(Warning: Images in the Facebook post below contain offensive language)
A Natick man said he has received threatening letters demanding that he not bring black people to visit his neighborhood, citing the election of Donald Trump as evidence that “we have reclaimed our country,” according to police, who are investigating the incident as a possible hate crime.
The messages told the recipient that they were his first and second warnings. Natick police Lieutenant Cara Rossi confirmed that the man had reported receiving the letters. The man who said he received the letters posted them to a Facebook page registered under the name Andrew Provost. He could not be reached for comment.
The letters, one received on Nov. 10 and another on Nov. 11, referenced Trump’s election to support the writer’s demand that the man stop bringing nonwhites around. Both letters were found on the recipient’s doorstep, police said.
“We have reclaimed our country by selecting Trump and you are now messing up every thing,” one letter read. “Natick has a zero tolerance for black people,” it said.
The letters contained a number of racial slurs and insults. One was signed “Concerned Neighbors.”
“Being a white man and never having personally experienced this kind of racial bigotry I am truly humbled and angered and ashamed by what is still present in our world today,” the post said.
There has been a rash of similar incidents nationwide in the days following Trump’s election. In an interview with “60 Minutes,” the president-elect said he had been unaware of such activity, and urged the perpetrators to stop.
After seeing the Facebook post, Natick Superintendent Peter Sanchioni and school leaders wrote to the school community, condemning the offensive statements and assuring students that such attitudes would not be tolerated.
“I’m shocked, totally shocked. I’ve never seen anything like this in the Natick community. It’s a place we’ve been proud of, to say that we’ve always been ahead of the curve,” Sanchioni said in an interview.
The superintendent said schools will continue to provide support for students who are affected by the election and by any other incidents.

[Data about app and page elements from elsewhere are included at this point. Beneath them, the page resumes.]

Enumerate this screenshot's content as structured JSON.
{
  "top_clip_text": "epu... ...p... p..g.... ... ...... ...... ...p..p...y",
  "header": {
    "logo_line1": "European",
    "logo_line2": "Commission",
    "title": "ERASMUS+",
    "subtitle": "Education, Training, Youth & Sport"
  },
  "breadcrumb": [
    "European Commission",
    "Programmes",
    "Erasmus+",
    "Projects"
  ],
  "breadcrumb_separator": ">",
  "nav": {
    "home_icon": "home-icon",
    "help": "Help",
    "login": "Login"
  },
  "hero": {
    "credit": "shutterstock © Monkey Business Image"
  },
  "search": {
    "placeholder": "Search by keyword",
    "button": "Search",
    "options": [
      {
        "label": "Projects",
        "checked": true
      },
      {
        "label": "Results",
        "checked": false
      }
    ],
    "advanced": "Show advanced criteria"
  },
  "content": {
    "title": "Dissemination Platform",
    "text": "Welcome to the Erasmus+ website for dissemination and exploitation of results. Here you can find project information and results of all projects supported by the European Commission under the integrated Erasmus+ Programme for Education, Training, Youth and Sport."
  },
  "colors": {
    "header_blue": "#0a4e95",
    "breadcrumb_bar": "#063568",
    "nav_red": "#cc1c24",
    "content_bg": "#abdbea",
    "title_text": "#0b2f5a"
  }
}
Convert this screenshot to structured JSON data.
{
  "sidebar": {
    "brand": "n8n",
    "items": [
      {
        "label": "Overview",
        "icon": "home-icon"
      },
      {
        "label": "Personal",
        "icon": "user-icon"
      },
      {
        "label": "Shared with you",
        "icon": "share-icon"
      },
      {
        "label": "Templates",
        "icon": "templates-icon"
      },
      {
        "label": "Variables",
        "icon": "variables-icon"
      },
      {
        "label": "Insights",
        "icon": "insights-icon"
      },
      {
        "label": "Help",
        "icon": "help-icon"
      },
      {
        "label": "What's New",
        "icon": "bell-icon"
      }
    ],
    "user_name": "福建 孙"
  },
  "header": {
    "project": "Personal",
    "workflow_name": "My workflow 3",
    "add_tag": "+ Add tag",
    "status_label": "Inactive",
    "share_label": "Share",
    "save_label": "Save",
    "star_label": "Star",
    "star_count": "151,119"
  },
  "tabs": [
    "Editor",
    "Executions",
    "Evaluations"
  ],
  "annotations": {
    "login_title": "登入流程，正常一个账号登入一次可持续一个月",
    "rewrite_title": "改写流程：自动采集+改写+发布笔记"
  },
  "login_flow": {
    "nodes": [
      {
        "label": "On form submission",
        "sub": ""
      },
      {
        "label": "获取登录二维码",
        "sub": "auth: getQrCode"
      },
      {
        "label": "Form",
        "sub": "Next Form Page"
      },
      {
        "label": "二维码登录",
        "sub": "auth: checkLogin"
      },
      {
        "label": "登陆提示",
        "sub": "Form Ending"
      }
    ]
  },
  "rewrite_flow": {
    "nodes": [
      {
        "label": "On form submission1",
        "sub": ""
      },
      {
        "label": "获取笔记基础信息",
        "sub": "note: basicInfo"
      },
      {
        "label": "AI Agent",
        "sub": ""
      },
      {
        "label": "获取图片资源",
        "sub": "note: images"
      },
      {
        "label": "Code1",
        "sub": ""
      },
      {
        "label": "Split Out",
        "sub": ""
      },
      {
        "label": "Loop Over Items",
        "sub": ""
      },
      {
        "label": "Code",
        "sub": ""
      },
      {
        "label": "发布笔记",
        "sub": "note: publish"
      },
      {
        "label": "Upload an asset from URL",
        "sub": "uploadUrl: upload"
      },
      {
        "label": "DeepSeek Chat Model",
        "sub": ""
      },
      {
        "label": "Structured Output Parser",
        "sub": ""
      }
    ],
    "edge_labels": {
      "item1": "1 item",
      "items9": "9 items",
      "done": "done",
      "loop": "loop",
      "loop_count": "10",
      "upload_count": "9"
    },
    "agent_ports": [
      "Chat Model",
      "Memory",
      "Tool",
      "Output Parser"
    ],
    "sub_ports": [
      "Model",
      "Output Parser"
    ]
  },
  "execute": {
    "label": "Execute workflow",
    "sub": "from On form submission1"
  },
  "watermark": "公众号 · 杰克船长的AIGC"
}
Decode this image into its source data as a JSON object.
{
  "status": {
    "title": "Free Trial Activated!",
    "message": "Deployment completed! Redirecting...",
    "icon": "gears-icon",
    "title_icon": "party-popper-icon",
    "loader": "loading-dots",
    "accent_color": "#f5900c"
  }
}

“We stand at the ready to ensure that no person will be mistreated, discriminated against, or excluded based on gender, race, class, religion, ethnicity, sexual orientation, gender identity, learning style, abilities, or political party,” the school leaders wrote in their message.